Film Review: Darwin

Atmospheric documentary set in Death Valley is surprisingly captivating.

If Darwin, California didn’t exist, David Lynch would have had to invent it. But the town not only exists, it thrives, despite its tortuous history, desert surroundings and tiny population. Nick Brandestini’s graceful coverage of the people and the place in Darwin has garnered film festival attention and good word of mouth, and the U.S. release, however limited, should continue the positive exposure.

Brandestini takes us to the remote outpost (pop. 35) and immediately introduces us to the residents, including Monty, a miner, and his wife, Nancy, who have been living in Darwin since the 1950s; Hank and Connie, more recent “emigrés”; Susan, the postmaster; a transgender youth, Ryal, and his partner, Penny, and several others.

We also learn about Darwin’s history, including its Wild West origins during the post-Civil War gold rush days, how it became a major locale for silver and lead mining, but then how it faded and became a ghost town. Today, the inhabitants have no real government or place of worship and are completely dependent upon a waterline from a mountain where the government conducts secret weapons tests. Yet, somehow, those who remain in Darwin seem quite content with their lot. Outsiders may not understand why they stay, but once one gets to know Darwin’s residents, their lives make more sense.

Darwin was named after Darwin French, a doctor and adventurer, but the Darwinian (as in Charles Darwin) theme of the survival of the fittest comes to mind as we learn about the troubled, even tragic pasts of the eclectic dwellers and how they overcame odds either because they moved to Darwin or in spite of their living in the area. There exist a sadness and strangeness about the people, but really no more so than with the denizens of any other larger city.

Brandestini’s approach to his subjects is intimate yet respectful, not unlike Lee Anne Schmitt’s California Company Town, a 2008 ode to several other California locations abandoned by large industries.

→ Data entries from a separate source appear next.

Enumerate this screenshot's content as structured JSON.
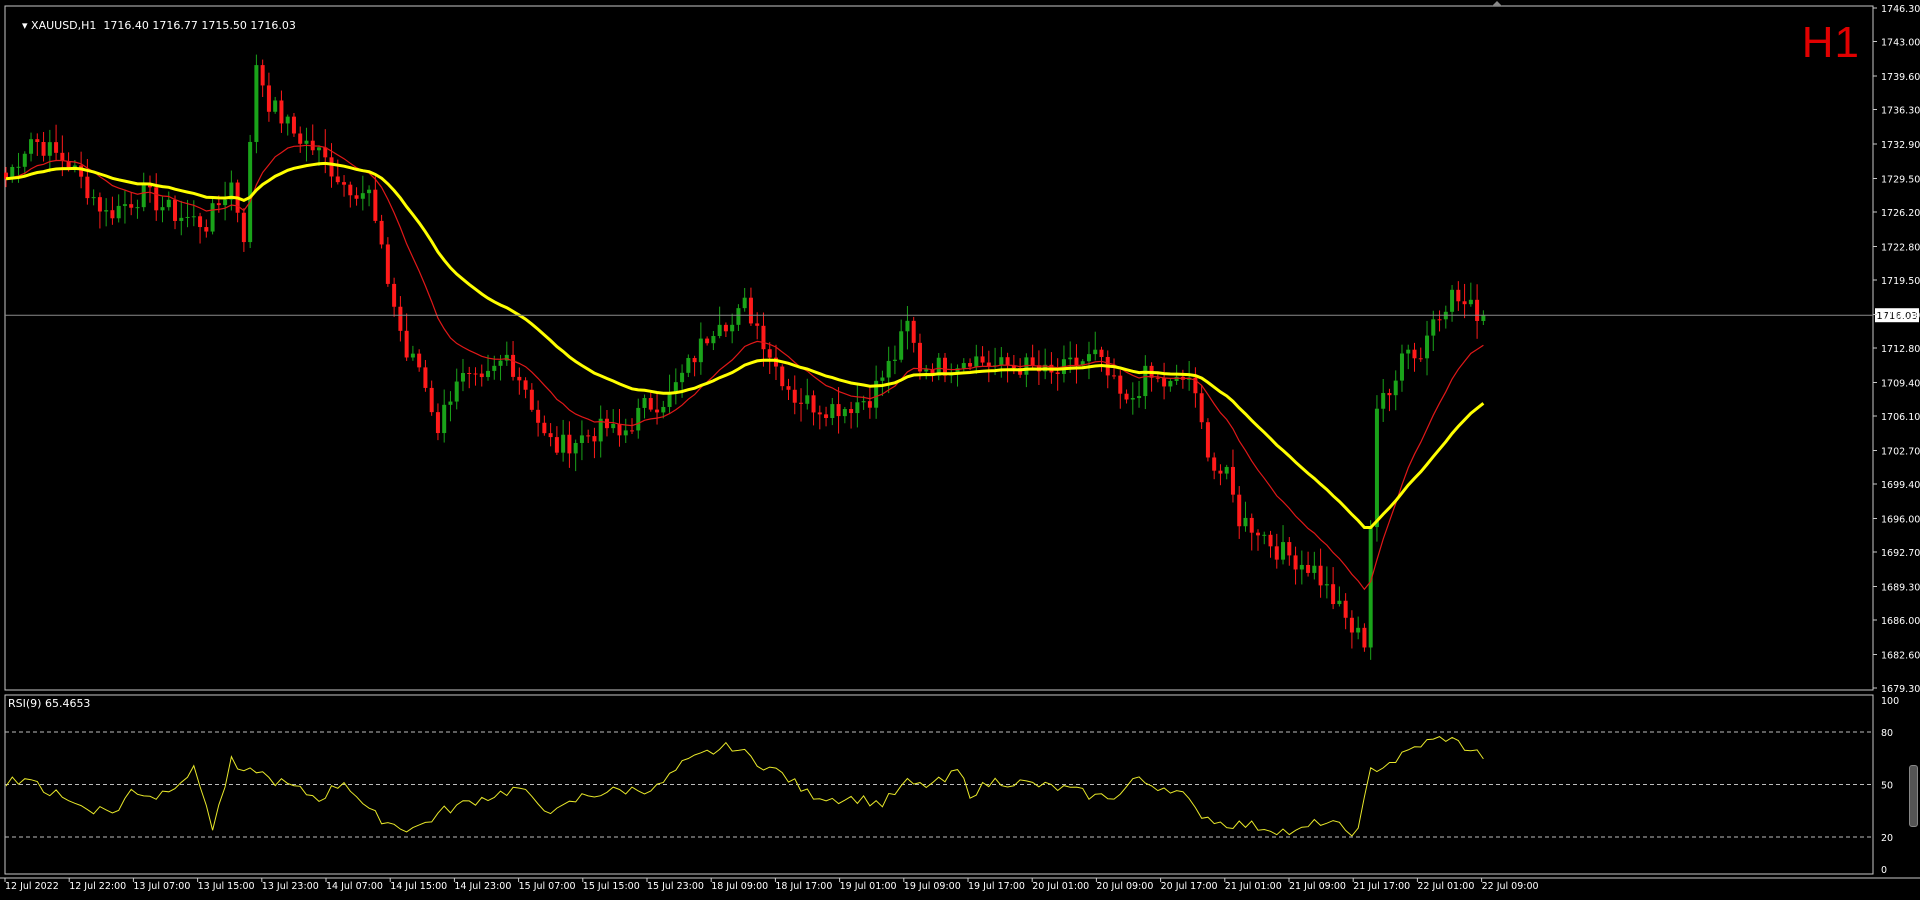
{
  "header": {
    "symbol": "XAUUSD,H1",
    "ohlc": "1716.40 1716.77 1715.50 1716.03",
    "timeframe_badge": "H1"
  },
  "rsi_panel": {
    "label": "RSI(9) 65.4653",
    "levels": [
      80,
      50,
      20
    ],
    "scale_labels": [
      "100",
      "80",
      "50",
      "20",
      "0"
    ]
  },
  "colors": {
    "background": "#000000",
    "bull": "#1aa31a",
    "bear": "#ff1a1a",
    "ma_slow": "#ffff00",
    "ma_fast": "#e01818",
    "rsi_line": "#e8e82a",
    "current_price_line": "#8a8a8a",
    "timeframe_badge": "#e10000"
  },
  "chart_data": {
    "type": "candlestick",
    "symbol": "XAUUSD",
    "timeframe": "H1",
    "price_scale": {
      "ylim": [
        1679.3,
        1746.3
      ],
      "tick_labels": [
        "1746.30",
        "1743.00",
        "1739.60",
        "1736.30",
        "1732.90",
        "1729.50",
        "1726.20",
        "1722.80",
        "1719.50",
        "1716.10",
        "1712.80",
        "1709.40",
        "1706.10",
        "1702.70",
        "1699.40",
        "1696.00",
        "1692.70",
        "1689.30",
        "1686.00",
        "1682.60",
        "1679.30"
      ]
    },
    "current_price": "1716.03",
    "x_tick_labels": [
      "12 Jul 2022",
      "12 Jul 22:00",
      "13 Jul 07:00",
      "13 Jul 15:00",
      "13 Jul 23:00",
      "14 Jul 07:00",
      "14 Jul 15:00",
      "14 Jul 23:00",
      "15 Jul 07:00",
      "15 Jul 15:00",
      "15 Jul 23:00",
      "18 Jul 09:00",
      "18 Jul 17:00",
      "19 Jul 01:00",
      "19 Jul 09:00",
      "19 Jul 17:00",
      "20 Jul 01:00",
      "20 Jul 09:00",
      "20 Jul 17:00",
      "21 Jul 01:00",
      "21 Jul 09:00",
      "21 Jul 17:00",
      "22 Jul 01:00",
      "22 Jul 09:00"
    ],
    "price_anchors": [
      [
        0,
        1729.5
      ],
      [
        4,
        1733.5
      ],
      [
        10,
        1731
      ],
      [
        16,
        1726
      ],
      [
        22,
        1728
      ],
      [
        27,
        1726
      ],
      [
        32,
        1725
      ],
      [
        36,
        1729
      ],
      [
        38,
        1724
      ],
      [
        40,
        1741
      ],
      [
        42,
        1737
      ],
      [
        46,
        1734
      ],
      [
        50,
        1732
      ],
      [
        54,
        1729
      ],
      [
        58,
        1728
      ],
      [
        60,
        1722
      ],
      [
        64,
        1712
      ],
      [
        66,
        1711
      ],
      [
        69,
        1705
      ],
      [
        72,
        1710
      ],
      [
        76,
        1709
      ],
      [
        80,
        1712
      ],
      [
        83,
        1709
      ],
      [
        86,
        1704
      ],
      [
        88,
        1703
      ],
      [
        92,
        1704
      ],
      [
        96,
        1705
      ],
      [
        98,
        1704
      ],
      [
        102,
        1707
      ],
      [
        106,
        1708
      ],
      [
        110,
        1712
      ],
      [
        114,
        1716
      ],
      [
        116,
        1715
      ],
      [
        118,
        1717
      ],
      [
        120,
        1715
      ],
      [
        123,
        1711
      ],
      [
        126,
        1708
      ],
      [
        130,
        1707
      ],
      [
        134,
        1707
      ],
      [
        138,
        1708
      ],
      [
        142,
        1712
      ],
      [
        144,
        1715
      ],
      [
        146,
        1711
      ],
      [
        150,
        1711
      ],
      [
        154,
        1712
      ],
      [
        158,
        1711
      ],
      [
        163,
        1711
      ],
      [
        167,
        1710
      ],
      [
        170,
        1711
      ],
      [
        174,
        1712
      ],
      [
        176,
        1710
      ],
      [
        179,
        1707
      ],
      [
        182,
        1710
      ],
      [
        186,
        1709
      ],
      [
        189,
        1710
      ],
      [
        191,
        1705
      ],
      [
        193,
        1701
      ],
      [
        195,
        1700
      ],
      [
        197,
        1696
      ],
      [
        200,
        1695
      ],
      [
        203,
        1693
      ],
      [
        206,
        1692
      ],
      [
        209,
        1691
      ],
      [
        212,
        1688
      ],
      [
        215,
        1685
      ],
      [
        217,
        1684
      ],
      [
        219,
        1707
      ],
      [
        221,
        1708
      ],
      [
        223,
        1713
      ],
      [
        226,
        1712
      ],
      [
        228,
        1716
      ],
      [
        231,
        1718
      ],
      [
        233,
        1717
      ],
      [
        236,
        1716
      ]
    ],
    "rsi_anchors": [
      [
        0,
        52
      ],
      [
        4,
        54
      ],
      [
        6,
        44
      ],
      [
        8,
        48
      ],
      [
        10,
        40
      ],
      [
        14,
        36
      ],
      [
        18,
        35
      ],
      [
        20,
        47
      ],
      [
        24,
        43
      ],
      [
        28,
        53
      ],
      [
        30,
        58
      ],
      [
        32,
        40
      ],
      [
        33,
        24
      ],
      [
        36,
        63
      ],
      [
        38,
        55
      ],
      [
        40,
        59
      ],
      [
        42,
        53
      ],
      [
        44,
        51
      ],
      [
        46,
        48
      ],
      [
        50,
        42
      ],
      [
        54,
        52
      ],
      [
        56,
        44
      ],
      [
        58,
        34
      ],
      [
        62,
        27
      ],
      [
        64,
        25
      ],
      [
        66,
        26
      ],
      [
        70,
        35
      ],
      [
        74,
        40
      ],
      [
        78,
        44
      ],
      [
        82,
        48
      ],
      [
        84,
        41
      ],
      [
        88,
        34
      ],
      [
        92,
        43
      ],
      [
        96,
        46
      ],
      [
        100,
        47
      ],
      [
        104,
        48
      ],
      [
        108,
        61
      ],
      [
        112,
        68
      ],
      [
        116,
        72
      ],
      [
        120,
        63
      ],
      [
        124,
        56
      ],
      [
        128,
        45
      ],
      [
        132,
        42
      ],
      [
        136,
        42
      ],
      [
        140,
        39
      ],
      [
        144,
        51
      ],
      [
        146,
        49
      ],
      [
        150,
        52
      ],
      [
        152,
        58
      ],
      [
        154,
        45
      ],
      [
        158,
        52
      ],
      [
        162,
        51
      ],
      [
        166,
        49
      ],
      [
        170,
        47
      ],
      [
        174,
        43
      ],
      [
        178,
        44
      ],
      [
        180,
        53
      ],
      [
        184,
        49
      ],
      [
        186,
        48
      ],
      [
        188,
        44
      ],
      [
        190,
        35
      ],
      [
        194,
        28
      ],
      [
        198,
        27
      ],
      [
        202,
        25
      ],
      [
        206,
        22
      ],
      [
        210,
        29
      ],
      [
        212,
        27
      ],
      [
        214,
        24
      ],
      [
        216,
        23
      ],
      [
        218,
        58
      ],
      [
        222,
        64
      ],
      [
        226,
        73
      ],
      [
        230,
        77
      ],
      [
        234,
        70
      ],
      [
        236,
        66
      ]
    ],
    "n_bars": 237
  }
}
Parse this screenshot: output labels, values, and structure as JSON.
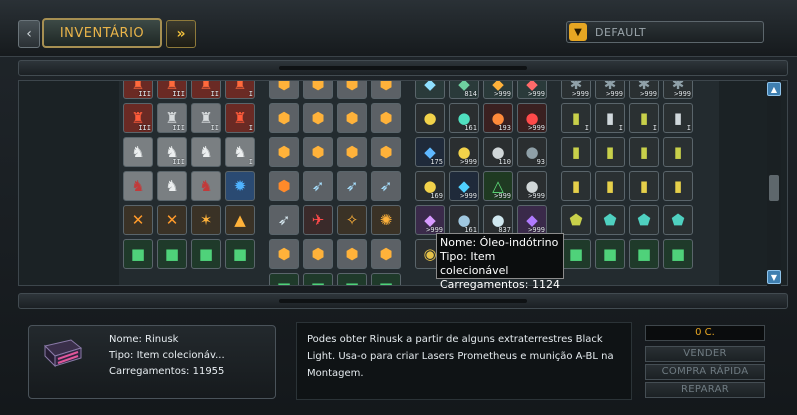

Both films document the dark side of the American dream and are beautifully composed (between interviews) with still long-shots of desolate landscapes.

The only flaw of Brandestini’s film appears to be the director’s mysterious decision to focus on only the “white trailer trash” of the location; a 2010 census report indicates that other races live in Darwin—though perhaps they didn’t wish to participate, or changes in the community occurred after filming stopped in 2009.

In any case, Darwin finds unexpected inspiration in a group of people who live against the odds. Like the smiling Buddha that adorns one of the trailer lawns, they will charm you for sure.